→ Work request: If a line in the records below holds the string "JSON", count it; give only the total.

(Web page and app entries)

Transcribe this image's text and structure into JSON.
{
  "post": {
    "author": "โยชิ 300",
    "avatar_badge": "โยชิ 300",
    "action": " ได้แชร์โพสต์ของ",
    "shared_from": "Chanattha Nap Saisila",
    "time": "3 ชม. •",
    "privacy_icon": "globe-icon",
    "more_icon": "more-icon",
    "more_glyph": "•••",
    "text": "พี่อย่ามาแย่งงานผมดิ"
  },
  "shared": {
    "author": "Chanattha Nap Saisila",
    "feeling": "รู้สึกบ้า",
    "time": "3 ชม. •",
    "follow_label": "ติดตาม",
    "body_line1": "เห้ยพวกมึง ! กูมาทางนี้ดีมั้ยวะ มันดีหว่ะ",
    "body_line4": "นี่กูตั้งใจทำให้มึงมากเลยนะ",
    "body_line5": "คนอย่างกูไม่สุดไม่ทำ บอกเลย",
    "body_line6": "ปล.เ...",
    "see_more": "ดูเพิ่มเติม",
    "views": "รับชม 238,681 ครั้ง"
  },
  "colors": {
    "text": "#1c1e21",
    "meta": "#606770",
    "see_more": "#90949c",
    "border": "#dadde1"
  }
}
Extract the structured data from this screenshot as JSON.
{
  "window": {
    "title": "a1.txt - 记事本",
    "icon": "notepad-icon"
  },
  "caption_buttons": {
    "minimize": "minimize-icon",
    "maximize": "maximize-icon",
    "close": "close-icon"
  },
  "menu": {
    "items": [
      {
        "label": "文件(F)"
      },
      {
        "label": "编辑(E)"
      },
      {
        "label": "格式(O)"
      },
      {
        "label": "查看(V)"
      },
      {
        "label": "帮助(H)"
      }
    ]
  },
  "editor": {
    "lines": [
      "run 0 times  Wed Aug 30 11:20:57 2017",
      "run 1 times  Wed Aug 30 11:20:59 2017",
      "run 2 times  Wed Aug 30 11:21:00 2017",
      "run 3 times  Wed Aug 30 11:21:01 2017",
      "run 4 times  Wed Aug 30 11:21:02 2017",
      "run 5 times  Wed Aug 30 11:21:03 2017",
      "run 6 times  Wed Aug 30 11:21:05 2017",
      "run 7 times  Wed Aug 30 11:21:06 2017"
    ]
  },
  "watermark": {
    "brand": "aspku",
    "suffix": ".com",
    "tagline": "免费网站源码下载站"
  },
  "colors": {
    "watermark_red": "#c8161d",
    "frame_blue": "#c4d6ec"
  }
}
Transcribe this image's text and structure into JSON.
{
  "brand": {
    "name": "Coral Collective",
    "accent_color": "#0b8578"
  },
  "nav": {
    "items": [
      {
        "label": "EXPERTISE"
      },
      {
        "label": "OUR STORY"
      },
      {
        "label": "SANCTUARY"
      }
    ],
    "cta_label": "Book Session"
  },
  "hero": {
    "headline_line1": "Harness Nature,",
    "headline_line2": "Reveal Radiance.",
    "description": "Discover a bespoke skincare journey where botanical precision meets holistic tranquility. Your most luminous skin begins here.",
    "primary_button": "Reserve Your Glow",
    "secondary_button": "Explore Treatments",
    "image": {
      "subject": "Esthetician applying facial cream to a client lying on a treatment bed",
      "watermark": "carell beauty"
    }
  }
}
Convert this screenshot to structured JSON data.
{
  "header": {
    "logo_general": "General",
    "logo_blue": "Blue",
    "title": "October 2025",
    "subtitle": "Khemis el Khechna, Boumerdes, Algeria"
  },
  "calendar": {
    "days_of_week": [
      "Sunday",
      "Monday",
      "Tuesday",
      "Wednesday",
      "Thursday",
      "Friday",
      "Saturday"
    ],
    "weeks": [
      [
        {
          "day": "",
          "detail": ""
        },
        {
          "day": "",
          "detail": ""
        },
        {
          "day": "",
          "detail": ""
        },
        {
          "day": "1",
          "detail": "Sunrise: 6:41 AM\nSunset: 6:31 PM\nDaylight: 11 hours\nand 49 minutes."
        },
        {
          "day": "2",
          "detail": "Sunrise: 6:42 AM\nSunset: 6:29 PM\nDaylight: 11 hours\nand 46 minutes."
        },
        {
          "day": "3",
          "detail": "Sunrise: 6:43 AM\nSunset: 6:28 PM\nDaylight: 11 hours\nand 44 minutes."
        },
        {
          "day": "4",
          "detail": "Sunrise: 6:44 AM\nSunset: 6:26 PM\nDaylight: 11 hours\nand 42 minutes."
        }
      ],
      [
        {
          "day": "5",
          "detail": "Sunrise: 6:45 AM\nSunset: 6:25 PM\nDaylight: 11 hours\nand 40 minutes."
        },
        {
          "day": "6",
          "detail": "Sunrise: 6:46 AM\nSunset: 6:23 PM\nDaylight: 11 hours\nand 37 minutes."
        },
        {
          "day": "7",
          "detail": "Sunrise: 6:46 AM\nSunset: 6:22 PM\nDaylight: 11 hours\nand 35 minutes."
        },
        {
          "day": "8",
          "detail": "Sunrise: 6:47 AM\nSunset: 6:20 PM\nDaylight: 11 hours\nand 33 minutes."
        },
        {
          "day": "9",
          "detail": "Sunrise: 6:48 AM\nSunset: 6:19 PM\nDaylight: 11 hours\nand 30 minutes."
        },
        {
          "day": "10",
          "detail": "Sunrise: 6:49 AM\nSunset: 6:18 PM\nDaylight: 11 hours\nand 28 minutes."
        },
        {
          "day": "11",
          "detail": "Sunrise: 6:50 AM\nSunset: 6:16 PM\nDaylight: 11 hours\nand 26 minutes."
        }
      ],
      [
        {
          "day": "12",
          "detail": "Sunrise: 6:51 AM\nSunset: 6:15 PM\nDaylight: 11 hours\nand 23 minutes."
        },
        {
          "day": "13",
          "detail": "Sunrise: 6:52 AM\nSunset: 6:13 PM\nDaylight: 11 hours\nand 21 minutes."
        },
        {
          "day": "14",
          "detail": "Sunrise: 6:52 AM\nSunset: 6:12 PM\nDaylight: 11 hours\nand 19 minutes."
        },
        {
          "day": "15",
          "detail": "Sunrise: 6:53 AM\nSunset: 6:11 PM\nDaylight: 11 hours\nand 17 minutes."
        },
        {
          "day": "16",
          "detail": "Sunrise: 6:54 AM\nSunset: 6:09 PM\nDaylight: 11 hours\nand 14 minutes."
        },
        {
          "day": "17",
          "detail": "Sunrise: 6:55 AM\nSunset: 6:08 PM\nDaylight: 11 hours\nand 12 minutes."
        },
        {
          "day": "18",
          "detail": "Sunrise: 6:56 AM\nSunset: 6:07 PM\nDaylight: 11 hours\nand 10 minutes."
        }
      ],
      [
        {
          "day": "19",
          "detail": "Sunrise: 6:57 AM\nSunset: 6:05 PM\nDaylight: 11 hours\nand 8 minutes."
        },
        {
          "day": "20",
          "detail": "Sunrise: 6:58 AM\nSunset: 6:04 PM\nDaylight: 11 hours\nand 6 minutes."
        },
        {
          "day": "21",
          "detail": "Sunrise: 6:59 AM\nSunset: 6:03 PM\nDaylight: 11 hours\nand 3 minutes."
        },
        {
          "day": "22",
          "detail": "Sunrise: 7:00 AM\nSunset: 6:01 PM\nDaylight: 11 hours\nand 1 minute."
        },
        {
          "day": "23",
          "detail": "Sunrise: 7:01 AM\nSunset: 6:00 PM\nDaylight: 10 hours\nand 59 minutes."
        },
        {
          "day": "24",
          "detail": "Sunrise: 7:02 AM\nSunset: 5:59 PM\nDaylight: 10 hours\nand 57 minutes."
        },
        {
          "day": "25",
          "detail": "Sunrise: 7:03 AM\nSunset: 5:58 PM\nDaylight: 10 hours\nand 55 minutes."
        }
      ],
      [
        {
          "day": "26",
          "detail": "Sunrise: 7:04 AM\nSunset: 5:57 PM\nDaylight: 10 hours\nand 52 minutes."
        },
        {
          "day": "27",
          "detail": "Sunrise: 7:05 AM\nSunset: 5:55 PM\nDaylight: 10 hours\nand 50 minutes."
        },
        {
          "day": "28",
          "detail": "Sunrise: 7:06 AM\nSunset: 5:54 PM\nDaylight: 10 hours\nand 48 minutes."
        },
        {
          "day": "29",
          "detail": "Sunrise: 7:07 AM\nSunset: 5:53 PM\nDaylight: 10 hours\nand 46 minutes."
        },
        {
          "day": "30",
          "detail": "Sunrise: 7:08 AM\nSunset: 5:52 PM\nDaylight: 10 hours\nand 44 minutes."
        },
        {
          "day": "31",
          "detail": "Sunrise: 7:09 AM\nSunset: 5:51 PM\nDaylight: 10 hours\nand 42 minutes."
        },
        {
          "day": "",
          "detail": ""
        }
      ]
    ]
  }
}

→ Your solution: 4